## Provided records
# # # # #
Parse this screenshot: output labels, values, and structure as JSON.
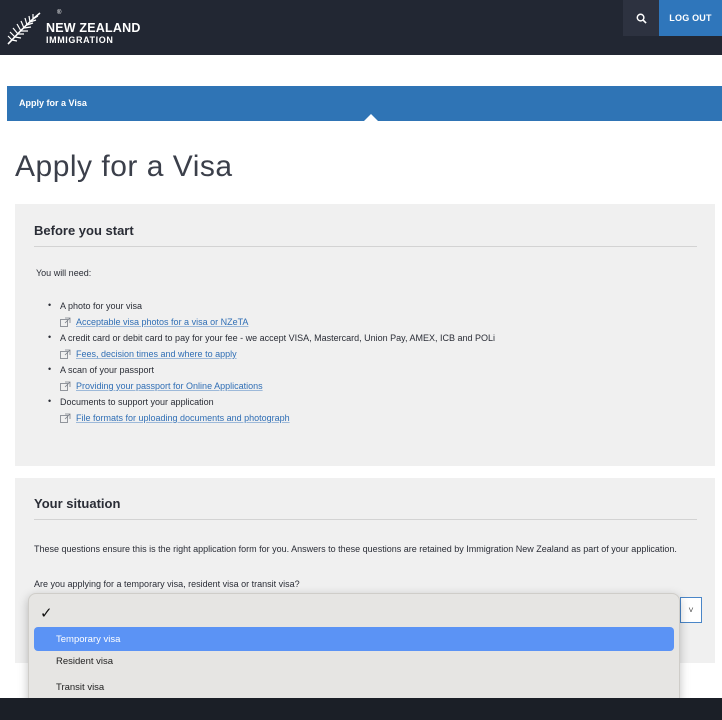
{
  "header": {
    "logo_line1": "NEW ZEALAND",
    "logo_line2": "IMMIGRATION",
    "logo_reg": "®",
    "search_icon": "search-icon",
    "logout_label": "LOG OUT"
  },
  "breadcrumb": {
    "label": "Apply for a Visa"
  },
  "page": {
    "title": "Apply for a Visa"
  },
  "before_you_start": {
    "heading": "Before you start",
    "intro": "You will need:",
    "items": [
      {
        "text": "A photo for your visa",
        "link": "Acceptable visa photos for a visa or NZeTA"
      },
      {
        "text": "A credit card or debit card to pay for your fee - we accept VISA, Mastercard, Union Pay, AMEX, ICB and POLi",
        "link": "Fees, decision times and where to apply"
      },
      {
        "text": "A scan of your passport",
        "link": "Providing your passport for Online Applications"
      },
      {
        "text": "Documents to support your application",
        "link": "File formats for uploading documents and photograph"
      }
    ]
  },
  "situation": {
    "heading": "Your situation",
    "intro": "These questions ensure this is the right application form for you. Answers to these questions are retained by Immigration New Zealand as part of your application.",
    "question": "Are you applying for a temporary visa, resident visa or transit visa?",
    "select_chevron": "˅",
    "dropdown": {
      "checkmark": "✓",
      "options": [
        "Temporary visa",
        "Resident visa",
        "Transit visa"
      ],
      "highlighted": "Temporary visa"
    }
  },
  "colors": {
    "topbar": "#222733",
    "accent_blue": "#2f74b5",
    "panel_bg": "#f0f0f0",
    "highlight": "#5b93f5"
  }
}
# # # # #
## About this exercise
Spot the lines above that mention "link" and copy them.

## Answer for this exercise
        "link": "Acceptable visa photos for a visa or NZeTA"
        "link": "Fees, decision times and where to apply"
        "link": "Providing your passport for Online Applications"
        "link": "File formats for uploading documents and photograph"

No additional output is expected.